“The NCHA promotes and celebrates the cutting horse, whose origin on Western ranches allows us to support ranching and its western heritage. By establishing rules for the conduct of cutting horse shows, NCHA strives to give cutters a level playing field and a progressive class structure, which accommodates everyone from the beginner to the advanced competitor. NCHA draws on the diverse talents and background of its members, and encourages their participation in helping it achieve these goals.” – NCHA mission statement
On May 1, 1946 the National Cutting Horse Association was formed by a group of cowboys and ranchers with the main goals of promoting cutting competition, standardizing contest rules, and preserving the cutting horse’s western heritage. NCHA held its first cutting in Dublin, Texas, in September 1946.
In 1955, 300 NCHA events were held with total purses of $190,000. The ensuing decades have afforded tremendous growth for the NCHA and today, more than 2,200 shows are held annually with total prize money exceeding $36 million. The Augusta Futurity is a week-long show in January at the Hippodrome.
Cutting is a fascinating sport and usually once someone cuts a cow they are hooked. Currently South Carolina has two NCHA affiliates. The Area 18 Cutting Horse Association has five shows a year at the Hippodrome in North Augusta. The Wateree Cutting Horse Association will have their 2017 shows at Grassy Pond Arena, a new facility in Gaffney.

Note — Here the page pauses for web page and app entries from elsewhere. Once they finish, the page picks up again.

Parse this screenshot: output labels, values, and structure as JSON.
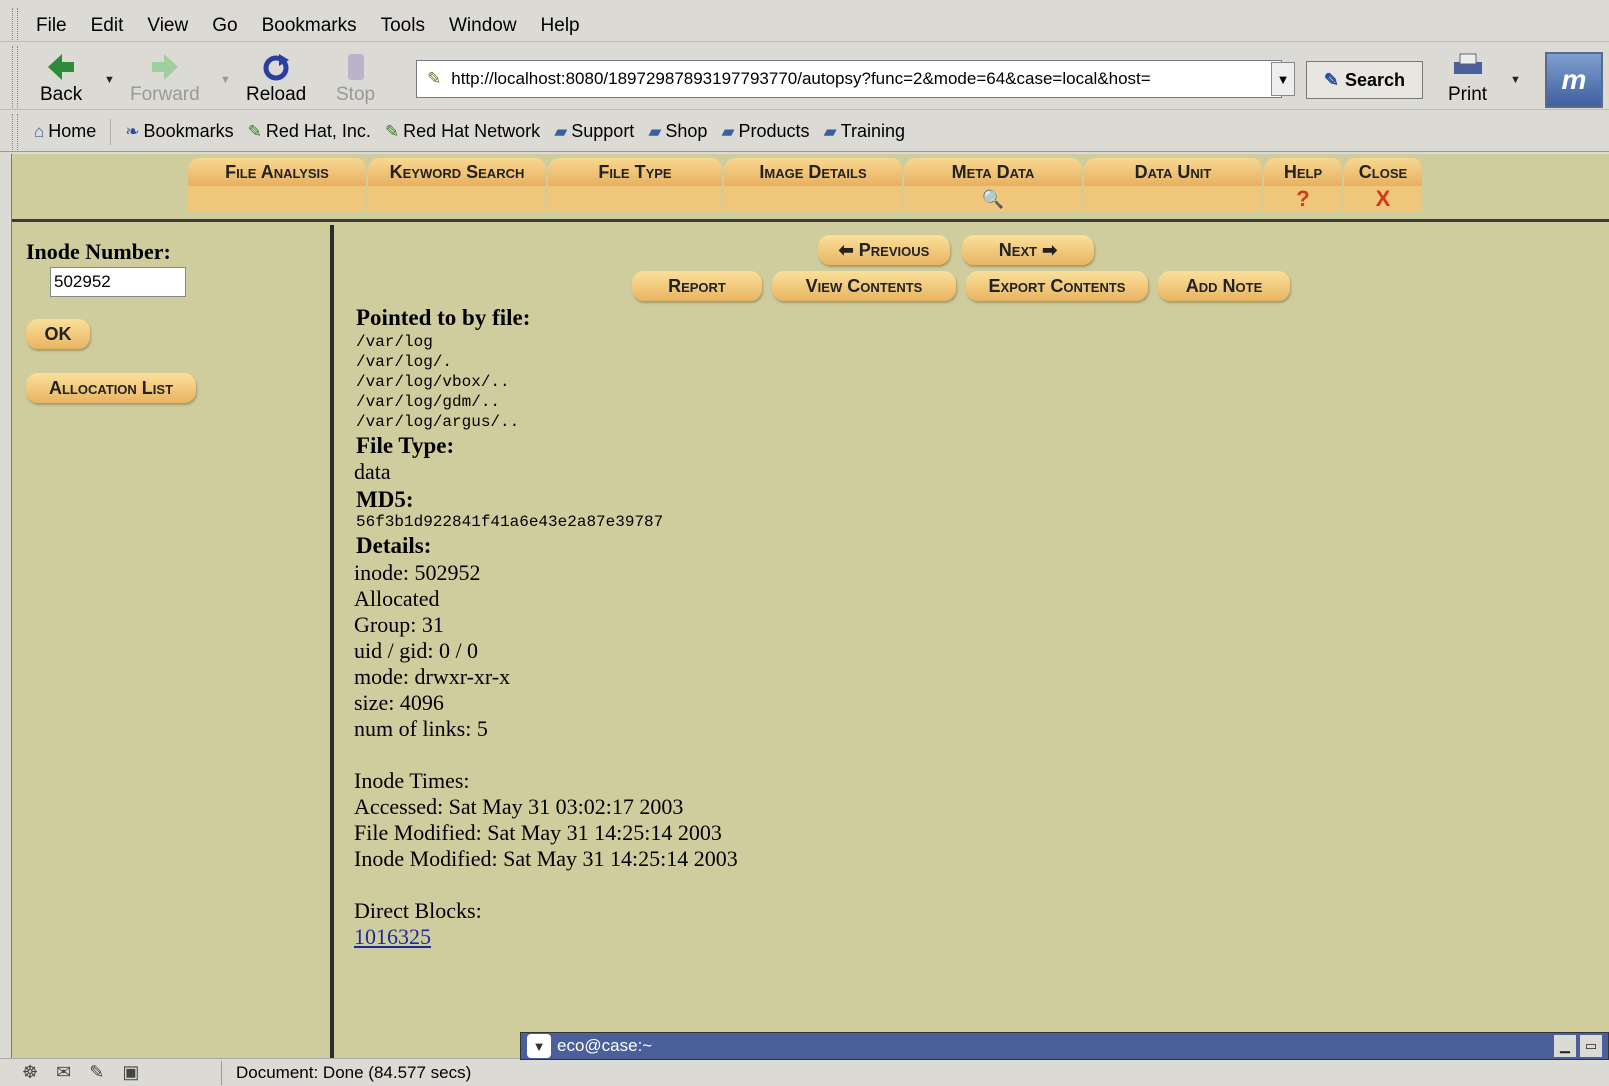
{
  "menubar": {
    "items": [
      "File",
      "Edit",
      "View",
      "Go",
      "Bookmarks",
      "Tools",
      "Window",
      "Help"
    ]
  },
  "nav": {
    "back": "Back",
    "forward": "Forward",
    "reload": "Reload",
    "stop": "Stop",
    "url": "http://localhost:8080/18972987893197793770/autopsy?func=2&mode=64&case=local&host=",
    "search": "Search",
    "print": "Print"
  },
  "personal": {
    "items": [
      "Home",
      "Bookmarks",
      "Red Hat, Inc.",
      "Red Hat Network",
      "Support",
      "Shop",
      "Products",
      "Training"
    ]
  },
  "tabs": [
    {
      "label": "File Analysis",
      "sub": ""
    },
    {
      "label": "Keyword Search",
      "sub": ""
    },
    {
      "label": "File Type",
      "sub": ""
    },
    {
      "label": "Image Details",
      "sub": ""
    },
    {
      "label": "Meta Data",
      "sub": "🔍"
    },
    {
      "label": "Data Unit",
      "sub": ""
    },
    {
      "label": "Help",
      "sub": "?"
    },
    {
      "label": "Close",
      "sub": "X"
    }
  ],
  "left": {
    "title": "Inode Number:",
    "inode_value": "502952",
    "ok": "OK",
    "alloc": "Allocation List"
  },
  "right": {
    "prev": "Previous",
    "next": "Next",
    "report": "Report",
    "view": "View Contents",
    "export": "Export Contents",
    "note": "Add Note",
    "pointed_title": "Pointed to by file:",
    "paths": [
      "/var/log",
      "/var/log/.",
      "/var/log/vbox/..",
      "/var/log/gdm/..",
      "/var/log/argus/.."
    ],
    "filetype_title": "File Type:",
    "filetype": "data",
    "md5_title": "MD5:",
    "md5": "56f3b1d922841f41a6e43e2a87e39787",
    "details_title": "Details:",
    "details": [
      "inode: 502952",
      "Allocated",
      "Group: 31",
      "uid / gid: 0 / 0",
      "mode: drwxr-xr-x",
      "size: 4096",
      "num of links: 5"
    ],
    "times_title": "Inode Times:",
    "times": [
      "Accessed: Sat May 31 03:02:17 2003",
      "File Modified: Sat May 31 14:25:14 2003",
      "Inode Modified: Sat May 31 14:25:14 2003"
    ],
    "blocks_title": "Direct Blocks:",
    "block": "1016325"
  },
  "status": {
    "text": "Document: Done (84.577 secs)",
    "task": "eco@case:~"
  }
}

Judy Boozer (864-876-6272) is the secretary for both affiliates. The monthly newsletter that is emailed is called the Southeastern Chatter.
Reyzin wins Open Cutting Finals at Congress
Phil Rapp and Reyzin marked 226 to win the Mercuria NCHA World Series of Cutting Open finals at the All American Quarter Horse Congress in Columbus, Ohio on Oct. 13.
Reyzin is owned by Gale Force Quarter Horses of Conway, SC. The seven-year-old mare brought earnings of more than $358,000 to Congress. She’d been Open reserve champion at the Breeders Invitational and the Western Bloodstock NCHA Showdown in Cowtown with Phil Rapp, and had been named NCHA Non-Pro Horse of the Year for her achievements with Mary Ann Rapp. She added $10,846 to her career total in the Mercuria finals.